“Enforcement coupled with enhanced regulation has strengthened the ability of financial institutions themselves to be the first line of defense against illicit activity,” said Amit Sharma, former senior adviser in the TFI office who is now chief of staff at Mitsubishi UFJ Financial Group Inc.’s U.S. investment banking unit.
“These efforts continue to make it harder for terrorists and other illicit actors to financially support their efforts, but they remain innovative and exploit holes where they exist in the financial system,” he said in an e-mail.
Internet fundraising remains a “huge issue” even with progress, said Matthew Levitt, a former senior Treasury Department terrorism and financial intelligence official. Online casinos and other Web-based tools can be exploited to evade international policing efforts, said Levitt, now director of the Stein Program on Counterterrorism and Intelligence at the Washington Institute for Near East Policy.

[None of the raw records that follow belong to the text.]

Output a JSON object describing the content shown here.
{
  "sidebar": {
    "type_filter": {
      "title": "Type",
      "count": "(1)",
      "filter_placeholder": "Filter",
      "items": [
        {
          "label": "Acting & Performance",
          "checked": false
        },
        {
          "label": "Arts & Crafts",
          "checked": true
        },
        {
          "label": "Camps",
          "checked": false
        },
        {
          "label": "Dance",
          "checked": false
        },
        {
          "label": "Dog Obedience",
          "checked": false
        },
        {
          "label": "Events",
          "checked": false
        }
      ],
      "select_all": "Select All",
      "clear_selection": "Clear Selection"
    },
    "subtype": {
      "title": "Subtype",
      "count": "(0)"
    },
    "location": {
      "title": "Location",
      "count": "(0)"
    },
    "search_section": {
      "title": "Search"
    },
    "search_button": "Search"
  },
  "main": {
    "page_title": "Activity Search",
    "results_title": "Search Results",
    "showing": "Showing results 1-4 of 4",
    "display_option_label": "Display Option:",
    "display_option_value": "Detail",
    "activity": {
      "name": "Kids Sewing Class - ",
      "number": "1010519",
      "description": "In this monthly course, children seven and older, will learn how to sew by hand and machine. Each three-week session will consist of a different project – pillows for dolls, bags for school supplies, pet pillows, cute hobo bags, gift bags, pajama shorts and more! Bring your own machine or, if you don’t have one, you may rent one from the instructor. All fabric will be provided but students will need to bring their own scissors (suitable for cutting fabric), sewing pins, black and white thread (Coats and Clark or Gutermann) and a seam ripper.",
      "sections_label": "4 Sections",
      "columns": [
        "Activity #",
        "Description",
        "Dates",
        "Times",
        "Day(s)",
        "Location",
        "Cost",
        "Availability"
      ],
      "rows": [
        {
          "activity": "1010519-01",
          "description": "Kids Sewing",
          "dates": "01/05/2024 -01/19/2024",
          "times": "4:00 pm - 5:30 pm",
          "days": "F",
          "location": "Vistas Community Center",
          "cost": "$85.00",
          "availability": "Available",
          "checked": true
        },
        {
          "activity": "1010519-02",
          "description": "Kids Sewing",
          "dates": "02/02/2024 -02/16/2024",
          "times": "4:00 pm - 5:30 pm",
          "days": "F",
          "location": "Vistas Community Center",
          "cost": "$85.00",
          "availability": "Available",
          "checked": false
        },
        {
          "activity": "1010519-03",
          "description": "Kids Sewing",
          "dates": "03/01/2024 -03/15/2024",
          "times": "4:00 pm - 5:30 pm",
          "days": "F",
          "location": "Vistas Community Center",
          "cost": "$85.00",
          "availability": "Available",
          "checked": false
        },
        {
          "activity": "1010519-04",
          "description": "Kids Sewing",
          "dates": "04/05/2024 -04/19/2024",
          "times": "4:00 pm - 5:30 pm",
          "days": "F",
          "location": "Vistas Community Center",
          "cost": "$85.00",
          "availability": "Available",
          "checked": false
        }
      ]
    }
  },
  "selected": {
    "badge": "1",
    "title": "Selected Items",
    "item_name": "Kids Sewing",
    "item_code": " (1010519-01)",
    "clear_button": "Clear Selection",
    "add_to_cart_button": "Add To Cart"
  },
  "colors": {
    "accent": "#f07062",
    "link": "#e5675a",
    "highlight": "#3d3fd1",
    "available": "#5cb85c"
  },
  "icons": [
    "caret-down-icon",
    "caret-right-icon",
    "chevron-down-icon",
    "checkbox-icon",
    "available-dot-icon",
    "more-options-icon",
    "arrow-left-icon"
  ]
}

So far, though, there’s little evidence that terrorists are using the Internet to raise, launder or move money, said the second U.S. intelligence official.
Attacking financing is just one aspect of actions necessary to thwart terrorists, said Paul Pillar, a longtime senior intelligence official who now teaches at Georgetown University in Washington.
Yemen-based al-Qaeda in the Arabian Peninsula said it spent only $4,200 for the failed parcel bomb-plot in October 2010. The bomb was found during a cargo check during a stopover in London after authorities were tipped off by Saudi intelligence.
“Most terrorist operations that are big enough to get our attention are pretty cheap,” Pillar said. “And most terrorist organizations don’t need extensive infrastructures.”